> _Task to complete_
If you see a picture in the data below, omit it and copy the rest exactly.

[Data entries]
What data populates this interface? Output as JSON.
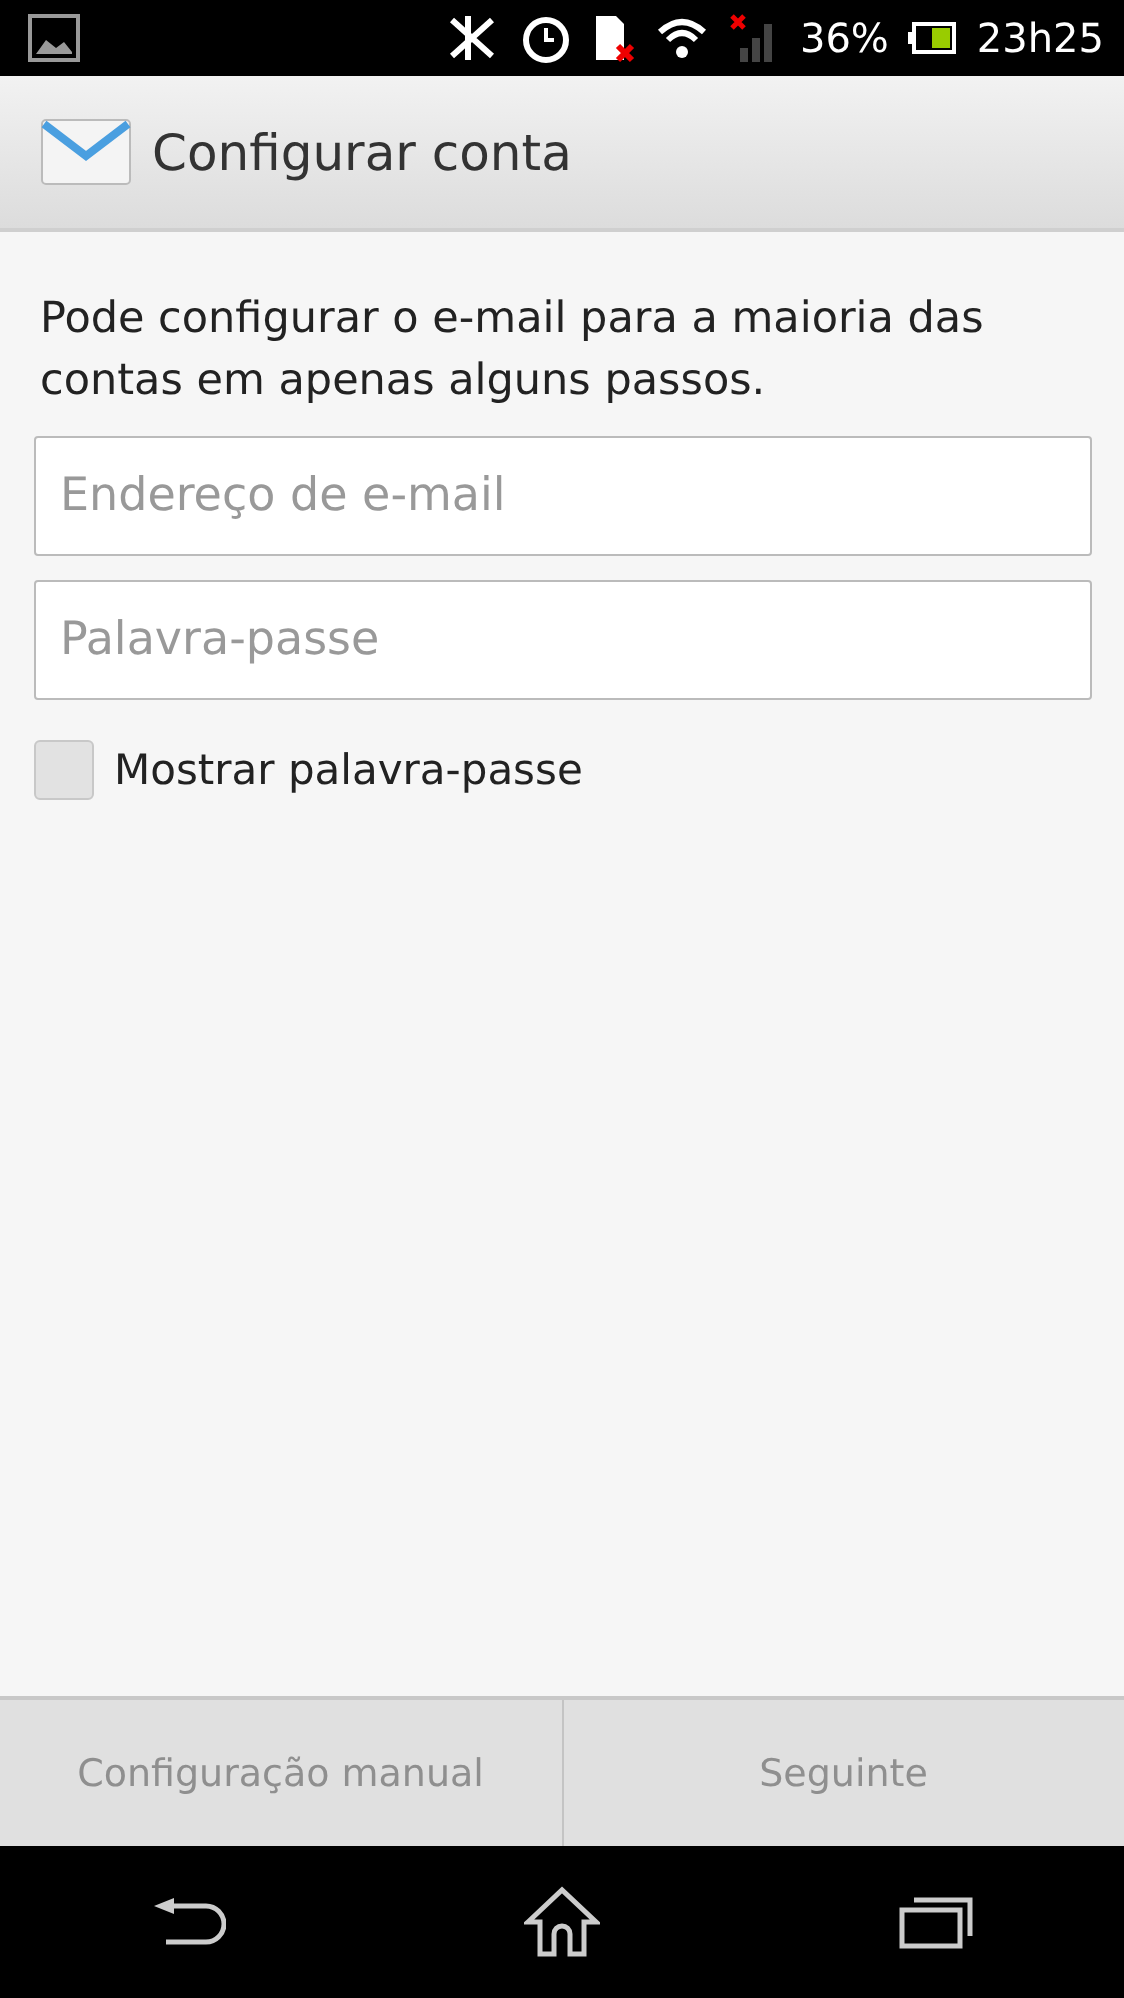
{
  "status_bar": {
    "battery": "36%",
    "time": "23h25"
  },
  "action_bar": {
    "title": "Configurar conta"
  },
  "intro": "Pode configurar o e-mail para a maioria das contas em apenas alguns passos.",
  "fields": [
    {
      "placeholder": "Endereço de e-mail"
    },
    {
      "placeholder": "Palavra-passe"
    }
  ],
  "show_password": {
    "label": "Mostrar palavra-passe",
    "checked": false
  },
  "buttons": [
    {
      "label": "Configuração manual",
      "disabled": true
    },
    {
      "label": "Seguinte",
      "disabled": true
    }
  ]
}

> _Result of this exercise_
What data populates this interface? Output as JSON.
{
  "status_bar": {
    "battery": "36%",
    "time": "23h25"
  },
  "action_bar": {
    "title": "Configurar conta"
  },
  "intro": "Pode configurar o e-mail para a maioria das contas em apenas alguns passos.",
  "fields": [
    {
      "placeholder": "Endereço de e-mail"
    },
    {
      "placeholder": "Palavra-passe"
    }
  ],
  "show_password": {
    "label": "Mostrar palavra-passe",
    "checked": false
  },
  "buttons": [
    {
      "label": "Configuração manual",
      "disabled": true
    },
    {
      "label": "Seguinte",
      "disabled": true
    }
  ]
}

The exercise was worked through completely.